Roddy
Claudio

Posted: Mar 14, 2009
Score: 0



Posted by roddyt:
A suggestion for #1 is to view by Main, select All Tasks, then sort by Folder. After that you can select Toggle Dividers to collapse the tasks, then all the folders (projects) are listed by themselves if you want to easily see the list.
Good idea! Thanks.
For #4, there is an Archived checkbox for folders that hides them in the Manage Folder view. I don't know if it has any other effect, but that's what I use to indicate a complete project.
Yeah, I looked at this. Not really what I'm looking for. I'd like to see a list of completed Projects, and then get an overview of the completed tasks. Whether or not I archive the Folder, I still can't get this view, even using Search.
I tried to get used to it but I found using the parent task as a project awkward, so I rethought the whole scheme.
I agree.

Thanks for your suggestions.


This message was edited Mar 14, 2009.
saskia.x

Posted: Mar 24, 2009
Score: 0

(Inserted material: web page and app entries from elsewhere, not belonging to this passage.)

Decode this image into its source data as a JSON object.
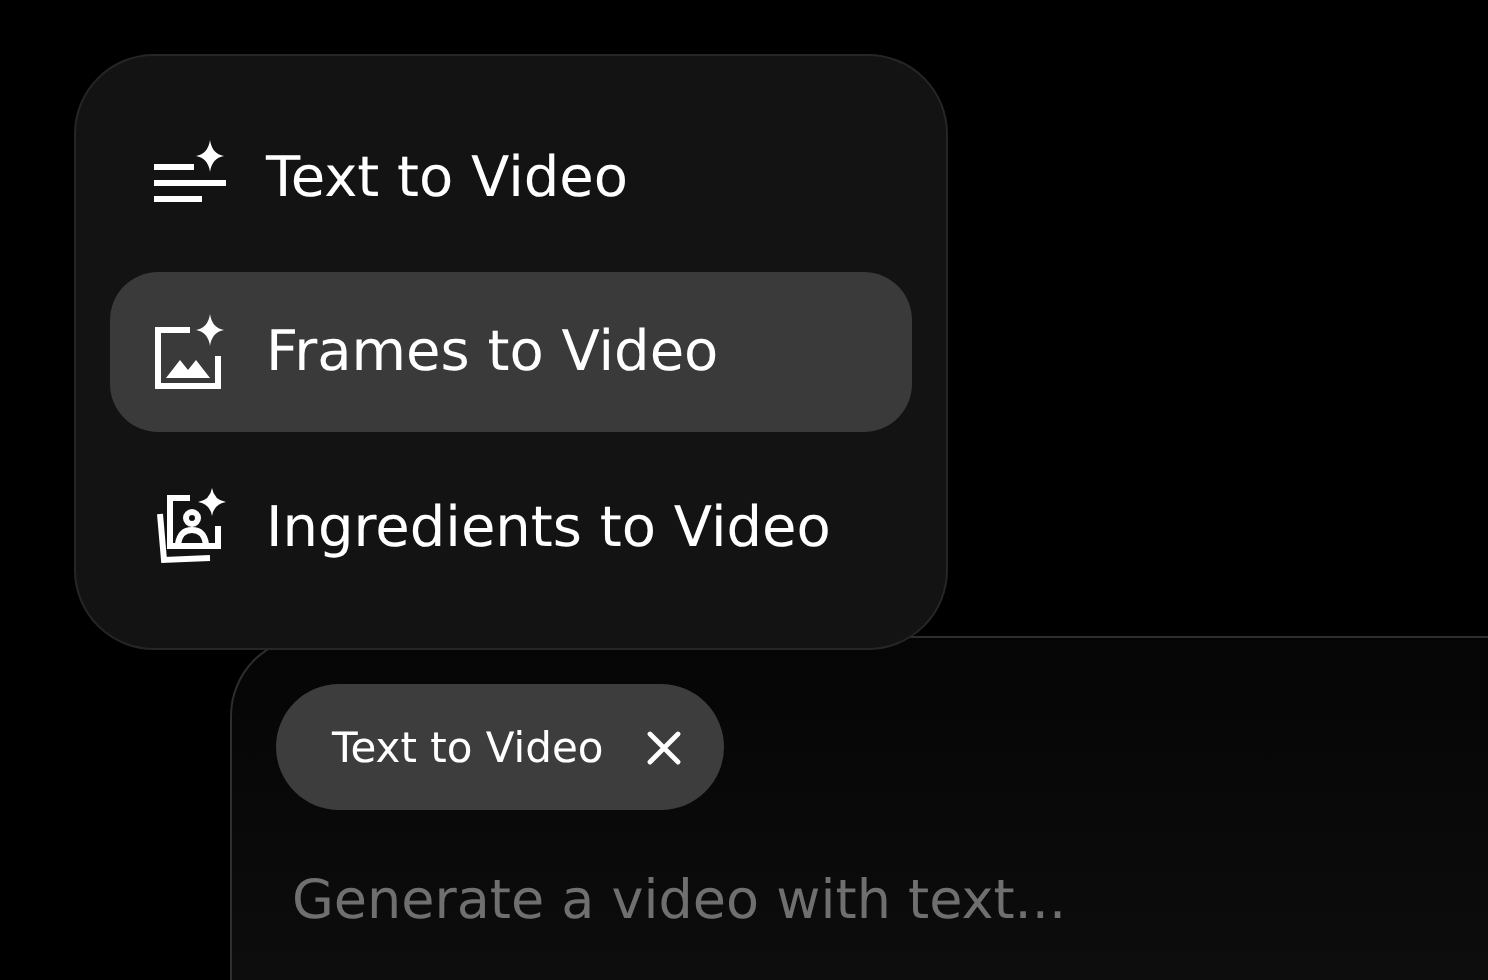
{
  "mode_menu": {
    "items": [
      {
        "kind": "text",
        "label": "Text to Video",
        "selected": false
      },
      {
        "kind": "frames",
        "label": "Frames to Video",
        "selected": true
      },
      {
        "kind": "ingredients",
        "label": "Ingredients to Video",
        "selected": false
      }
    ]
  },
  "prompt": {
    "chip": {
      "label": "Text to Video"
    },
    "placeholder": "Generate a video with text..."
  }
}
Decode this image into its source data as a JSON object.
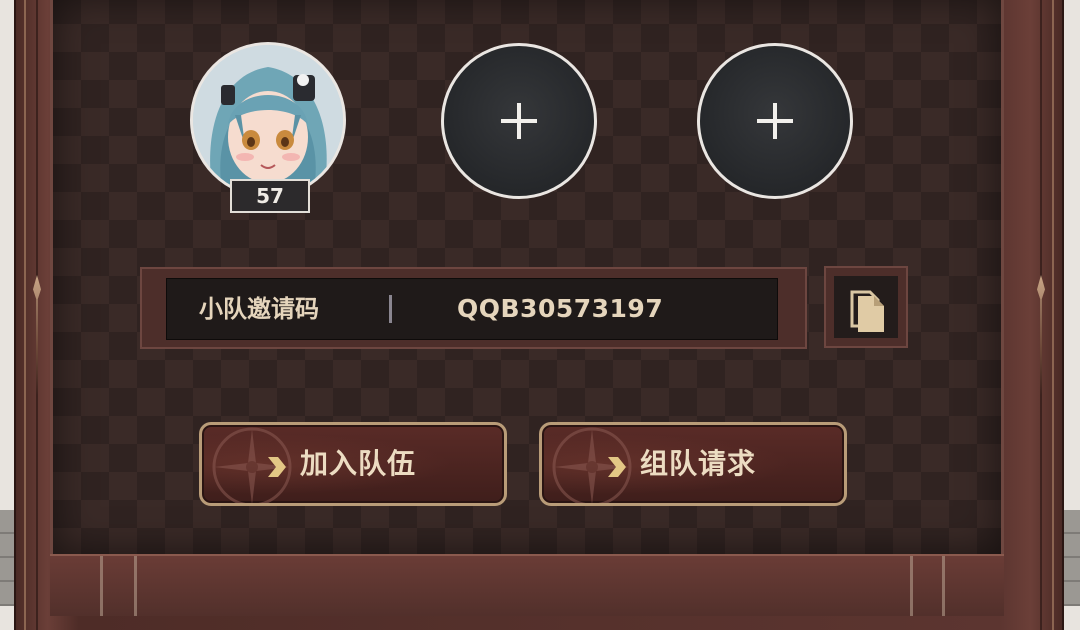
{
  "team": {
    "members": [
      {
        "slot": 1,
        "occupied": true,
        "level": "57"
      },
      {
        "slot": 2,
        "occupied": false
      },
      {
        "slot": 3,
        "occupied": false
      }
    ]
  },
  "invite": {
    "label": "小队邀请码",
    "code": "QQB30573197"
  },
  "actions": {
    "join_label": "加入队伍",
    "request_label": "组队请求"
  },
  "colors": {
    "panel_bg": "#302321",
    "frame": "#5c3530",
    "accent_text": "#e5d5bc",
    "button_border": "#b99c78"
  }
}
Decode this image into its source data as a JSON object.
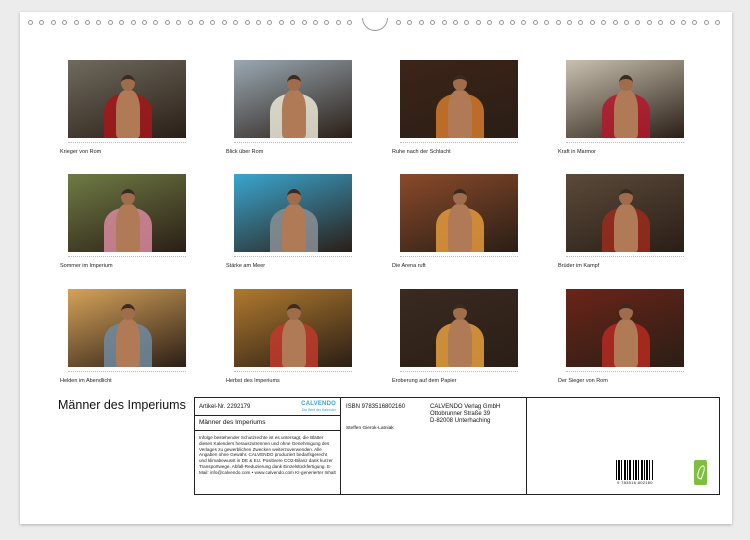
{
  "calendar": {
    "title": "Männer des Imperiums",
    "months": [
      {
        "caption": "Krieger von Rom",
        "bg": "#6f6a5e",
        "accent": "#a4161a"
      },
      {
        "caption": "Blick über Rom",
        "bg": "#9aa9b3",
        "accent": "#eae6d8"
      },
      {
        "caption": "Ruhe nach der Schlacht",
        "bg": "#3d2418",
        "accent": "#d47a2c"
      },
      {
        "caption": "Kraft in Marmor",
        "bg": "#c9c1b0",
        "accent": "#b3172c"
      },
      {
        "caption": "Sommer im Imperium",
        "bg": "#6f7b44",
        "accent": "#d9889d"
      },
      {
        "caption": "Stärke am Meer",
        "bg": "#3aa6d0",
        "accent": "#8a8f95"
      },
      {
        "caption": "Die Arena ruft",
        "bg": "#8a4a2a",
        "accent": "#e49a3c"
      },
      {
        "caption": "Brüder im Kampf",
        "bg": "#5b4a3a",
        "accent": "#9b2a1f"
      },
      {
        "caption": "Helden im Abendlicht",
        "bg": "#d6a35a",
        "accent": "#6d8aa0"
      },
      {
        "caption": "Herbst des Imperiums",
        "bg": "#b07a2e",
        "accent": "#c0392b"
      },
      {
        "caption": "Eroberung auf dem Papier",
        "bg": "#3a2a20",
        "accent": "#e8a040"
      },
      {
        "caption": "Der Sieger von Rom",
        "bg": "#6a2418",
        "accent": "#b52a22"
      }
    ]
  },
  "info_box": {
    "article_no": "Artikel-Nr. 2292179",
    "publisher_logo": {
      "name": "CALVENDO",
      "tagline": "Die Welt der Kalender"
    },
    "product_title": "Männer des Imperiums",
    "legal_text": "Infolge bestehender Schutzrechte ist es untersagt, die Blätter dieses Kalenders herauszutrennen und ohne Genehmigung des Verlages zu gewerblichen Zwecken weiterzuverwenden. Alle Angaben ohne Gewähr. CALVENDO produziert bedarfsgerecht und klimabewusst in DE & EU. Positivere CO2-Bilanz dank kurzer Transportwege. Abfall-Reduzierung dank Einzelstückfertigung. E-Mail: info@calvendo.com • www.calvendo.com KI-generierter Inhalt",
    "isbn": "ISBN 9783516802160",
    "author": "Steffen Gierok-Latniak",
    "publisher_name": "CALVENDO Verlag GmbH",
    "publisher_street": "Ottobrunner Straße 39",
    "publisher_city": "D-82008 Unterhaching",
    "ean": "9 783516 802160"
  },
  "colors": {
    "eco_label": "#7fbf3f",
    "logo_blue": "#3aa2d6"
  }
}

Posted by Claudio:
Posted by saskia.x:
I quite like the fact that Toodledo doesn't dictate to us how we should be managing projects, it gives us the freedom to adapt the system to the way we want it to work; one of Toodledo's biggest strengths is its flexibility.
If Toodledo had something called Projects, it still wouldn't be dictating to us how we should manage projects. By not having the option of Projects, Toodledo is less flexible.

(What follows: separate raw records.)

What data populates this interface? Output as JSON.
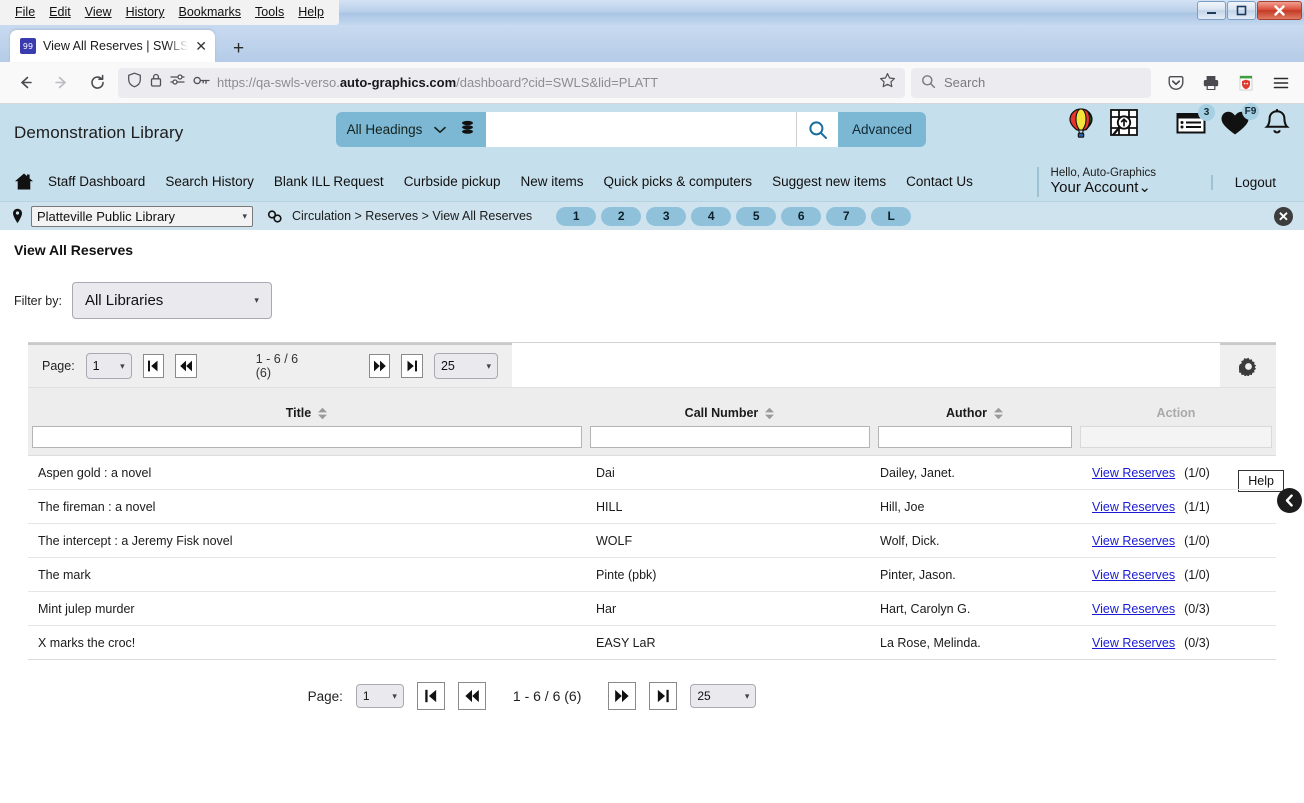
{
  "browser": {
    "menus": [
      "File",
      "Edit",
      "View",
      "History",
      "Bookmarks",
      "Tools",
      "Help"
    ],
    "window_controls": {
      "minimize": "–",
      "maximize": "❐",
      "close": "✕"
    },
    "tab": {
      "title": "View All Reserves | SWLS | PLATT",
      "close": "✕",
      "new_tab": "+"
    },
    "url": {
      "prefix": "https://qa-swls-verso.",
      "domain": "auto-graphics.com",
      "path": "/dashboard?cid=SWLS&lid=PLATT"
    },
    "search_placeholder": "Search"
  },
  "header": {
    "library_name": "Demonstration Library",
    "headings_label": "All Headings",
    "search_value": "",
    "advanced_label": "Advanced",
    "notifications_count": "3",
    "favorites_badge": "F9"
  },
  "nav": {
    "links": [
      "Staff Dashboard",
      "Search History",
      "Blank ILL Request",
      "Curbside pickup",
      "New items",
      "Quick picks & computers",
      "Suggest new items",
      "Contact Us"
    ],
    "hello": "Hello, Auto-Graphics",
    "your_account": "Your Account",
    "logout": "Logout"
  },
  "breadcrumb": {
    "library_select": "Platteville Public Library",
    "trail": "Circulation > Reserves > View All Reserves",
    "pills": [
      "1",
      "2",
      "3",
      "4",
      "5",
      "6",
      "7",
      "L"
    ],
    "close": "✕"
  },
  "page": {
    "title": "View All Reserves",
    "help_label": "Help",
    "filter_label": "Filter by:",
    "filter_value": "All Libraries"
  },
  "toolbar": {
    "page_label": "Page:",
    "page_value": "1",
    "count_text": "1 - 6 / 6 (6)",
    "page_size": "25"
  },
  "bottom_pager": {
    "page_label": "Page:",
    "page_value": "1",
    "count_text": "1 - 6 / 6 (6)",
    "page_size": "25"
  },
  "grid": {
    "columns": [
      "Title",
      "Call Number",
      "Author",
      "Action"
    ],
    "filters": [
      "",
      "",
      "",
      ""
    ],
    "action_label": "View Reserves",
    "rows": [
      {
        "title": "Aspen gold : a novel",
        "call": "Dai",
        "author": "Dailey, Janet.",
        "action": "View Reserves",
        "count": "(1/0)"
      },
      {
        "title": "The fireman : a novel",
        "call": "HILL",
        "author": "Hill, Joe",
        "action": "View Reserves",
        "count": "(1/1)"
      },
      {
        "title": "The intercept : a Jeremy Fisk novel",
        "call": "WOLF",
        "author": "Wolf, Dick.",
        "action": "View Reserves",
        "count": "(1/0)"
      },
      {
        "title": "The mark",
        "call": "Pinte (pbk)",
        "author": "Pinter, Jason.",
        "action": "View Reserves",
        "count": "(1/0)"
      },
      {
        "title": "Mint julep murder",
        "call": "Har",
        "author": "Hart, Carolyn G.",
        "action": "View Reserves",
        "count": "(0/3)"
      },
      {
        "title": "X marks the croc!",
        "call": "EASY LaR",
        "author": "La Rose, Melinda.",
        "action": "View Reserves",
        "count": "(0/3)"
      }
    ]
  },
  "colors": {
    "header_blue": "#c6dfec",
    "accent_blue": "#7cb7d4",
    "pill_blue": "#8fc2da",
    "link_blue": "#1a1ad6"
  }
}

I think that if Toodledo had something called projects, people would feel that was where they were "supposed" to keep their projects, regardless of whether that suited their own method of working (I'm really glad they didn't call the folders "projects", as it would be a real mess very quickly for me!). It would be distracting to keep seeing something called a "project" in the interface if you chose to use something else to represent this concept.

Personally I use a context called "PROJECTS"...
I then use subtasks to group tasks under each project.
Do you then review your list of projects by looking at a list of tasks with a context of "PROJECTS"? Have you created a Search or do you just click on Projects in Contexts? How do you handle the Context of newly-added subtasks? (The Context will not be "PROJECTS", right?)


I click on the "PROJECTS" context to review my projects, and also have a search set up to find projects with no subtasks which I check as part of my review. When I create new subtasks they only get the same folder as the parent task, not the context (which seems to default to "no context" regardless of what I have as my new task defaults in the settings. Do your tasks inherit the context? That's very odd if I'm getting a different behaviour!). I give subtasks whatever context is appropriate, so a project could have several subtasks with a variety of contexts.
saskia.x

Posted: Mar 24, 2009
Score: 0



One thing that strikes me reading these and other posts is that different people seem to have different ways of conceptualising a "project", and hence different ways of organising them.

I use parent tasks to represent projects because I think of projects in much the same way as David Allen does in GTD, i.e. something that can't be done in a single step (which could even be something rather small, and might be something many people would think of as a single "task"). I'm guessing some of you are using the word "project" to represent larger scale projects, and are therefore likely to have far fewer of them on the go at once, making them more suited to folders. I use folders to represent the different areas of my life, some of which are things I call "uberprojects". At the moment we're buying a house, which is a huge project (with many subprojects) that eats up quite a large chunk of my life, so I have a folder to represent that rather than a parent task. As the focus of my life moves, I'll archive that folder and maybe create some new ones.

I think parent tasks make good projects if you are using GTD-style projects, but maybe folders are better if your projects are fewer and larger.
You cannot reply yet


To participate in these forums, you must be signed in.



Toodledo Forums > Questions